Jill, 24, adds that they “didn’t even know” about the molestation until Josh had confessed to their parents. “None of the victims were aware of what happened until Joshua confessed,” Jessa agrees, adding, “My parents took [us] aside individually, and they said, ‘Here’s what happened,’ and of course at this point, you’re shocked.”

“I was scared,” says Jill, but she adds that she was also “sad” to hear about what her brother had done, “because this is my older brother, who I love a lot. It’s conflicting.”

RELATED VIDEO: The Duggars Break Their Silence

Jill and Jessa: Nobody ‘Forced’ Us to Forgive Josh

Jill says that she was “angry at first, like, ‘How could this happen?’ ” but chose to forgive Josh after he went to each of his victims and asked for forgiveness. The new mother to Israel David says that nobody “forced” her to forgive him and that the victims were allowed to make that decision for themselves.

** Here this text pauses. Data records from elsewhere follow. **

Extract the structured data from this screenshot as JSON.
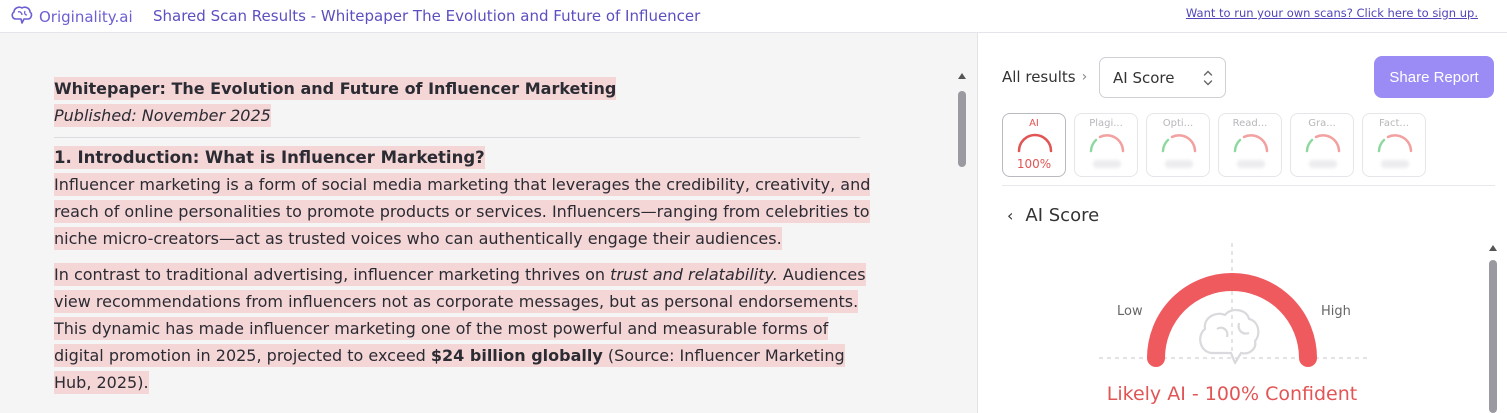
{
  "header": {
    "brand": "Originality.ai",
    "title": "Shared Scan Results - Whitepaper The Evolution and Future of Influencer",
    "signup_link": "Want to run your own scans? Click here to sign up."
  },
  "document": {
    "title": "Whitepaper: The Evolution and Future of Influencer Marketing",
    "published": "Published: November 2025",
    "section_heading": "1. Introduction: What is Influencer Marketing?",
    "para1": [
      "Influencer marketing is a form of social media marketing that leverages the credibility, creativity, and",
      "reach of online personalities to promote products or services. Influencers—ranging from celebrities to",
      "niche micro-creators—act as trusted voices who can authentically engage their audiences."
    ],
    "para2": {
      "l1_a": "In contrast to traditional advertising, influencer marketing thrives on ",
      "l1_em": "trust and relatability.",
      "l1_b": " Audiences",
      "l2": "view recommendations from influencers not as corporate messages, but as personal endorsements.",
      "l3": "This dynamic has made influencer marketing one of the most powerful and measurable forms of",
      "l4_a": "digital promotion in 2025, projected to exceed ",
      "l4_strong": "$24 billion globally",
      "l4_b": " (Source: Influencer Marketing",
      "l5": "Hub, 2025)."
    },
    "highlight_color": "#f5d6d7"
  },
  "panel": {
    "breadcrumb": "All results",
    "select_value": "AI Score",
    "share_button": "Share Report",
    "tabs": [
      {
        "label": "AI",
        "value": "100%",
        "active": true,
        "color": "#e25555"
      },
      {
        "label": "Plagi...",
        "active": false,
        "color": "#f3a0a0"
      },
      {
        "label": "Opti...",
        "active": false,
        "color": "#f3a0a0"
      },
      {
        "label": "Read...",
        "active": false,
        "color": "#f3a0a0"
      },
      {
        "label": "Gra...",
        "active": false,
        "color": "#f3a0a0"
      },
      {
        "label": "Fact...",
        "active": false,
        "color": "#f3a0a0"
      }
    ],
    "section_title": "AI Score",
    "gauge": {
      "low_label": "Low",
      "high_label": "High",
      "score_fraction": 1.0,
      "color": "#ef5a5e",
      "verdict": "Likely AI - 100% Confident"
    },
    "icons": [
      "brain-logo-icon",
      "chevron-right-icon",
      "updown-arrows-icon",
      "chevron-left-icon",
      "brain-watermark-icon"
    ]
  }
}
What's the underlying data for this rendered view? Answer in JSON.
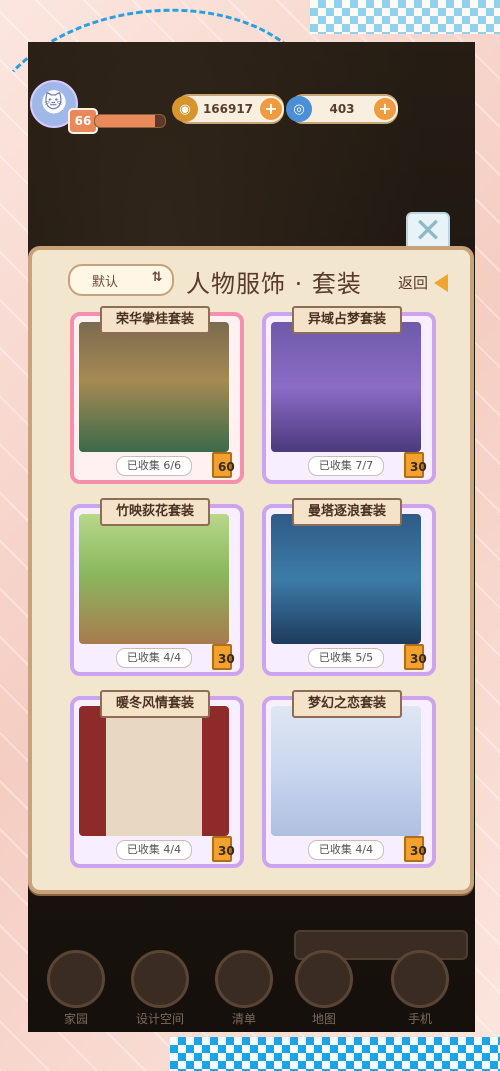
{
  "hud": {
    "level": "66",
    "xp_progress": 0.85,
    "gold": "166917",
    "gems": "403"
  },
  "panel": {
    "sort_label": "默认",
    "title": "人物服饰 · 套装",
    "back_label": "返回"
  },
  "outfits": [
    {
      "name": "荣华掌桂套装",
      "collected": "已收集 6/6",
      "count": "60"
    },
    {
      "name": "异域占梦套装",
      "collected": "已收集 7/7",
      "count": "30"
    },
    {
      "name": "竹映荻花套装",
      "collected": "已收集 4/4",
      "count": "30"
    },
    {
      "name": "曼塔逐浪套装",
      "collected": "已收集 5/5",
      "count": "30"
    },
    {
      "name": "暖冬风情套装",
      "collected": "已收集 4/4",
      "count": "30"
    },
    {
      "name": "梦幻之恋套装",
      "collected": "已收集 4/4",
      "count": "30"
    }
  ],
  "bottom_nav": {
    "home": "家园",
    "design": "设计空间",
    "menu": "清单",
    "map": "地图",
    "phone": "手机"
  },
  "colors": {
    "accent_orange": "#f0a432",
    "panel_bg": "#f3e6cf",
    "pink_frame": "#f48fae",
    "purple_frame": "#caa4f0"
  }
}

While they were “sad whenever he was sent away” – presumably for counseling, which police reports reveal was a three-month stay with a family friend in the home-remodeling business – “at the same time it was burned in our memory,” says Jill. “Josh made some very bad decisions, and he is going to suffer the consequences of those decisions.”

Jill goes on to share that her father, Jim Bob, told her that “there’s a difference between forgiveness and trust.” She adds that you can have “forgiveness with boundaries. Trust comes later. Josh destroyed that trust at the beginning, and so he had to rebuild that. When he came back [from counseling], that was the point of rebuilding.”

Jessa and Jill: We’re Not Hypocrites, We’ve Never Said We’re a Perfect Family

The girls also address charges of hypocrisy aimed at the Duggars for preaching Christian family values – the family adheres to strict fundamental Christian teachings – while hiding Josh’s secrets. “If you go back and look at everything that people have seen in our lives – in television, you know – we’ve never claimed to be a perfect family,” says Jill.

Jessa also defends Josh’s work at the Family Research Council, insisting that he’s not a hypocrite, either, even despite the organization’s lobbying against LGBTQ lifestyles: “It’s right to say, ‘Here’s what I believe, here’s my values,’ even if you’ve made stupid mistakes or failures. If you’ve had failures in your past, it doesn’t mean you can’t be changed. I think the real issue is people are making this sound like it happened yesterday.”

RELATED VIDEO: The Duggars Reveal Safeguards Put in Place to Protect Their Children

Jessa and Jill’s full interview with Kelly airs on The Kelly File on Friday (9 p.m. ET) on Fox News.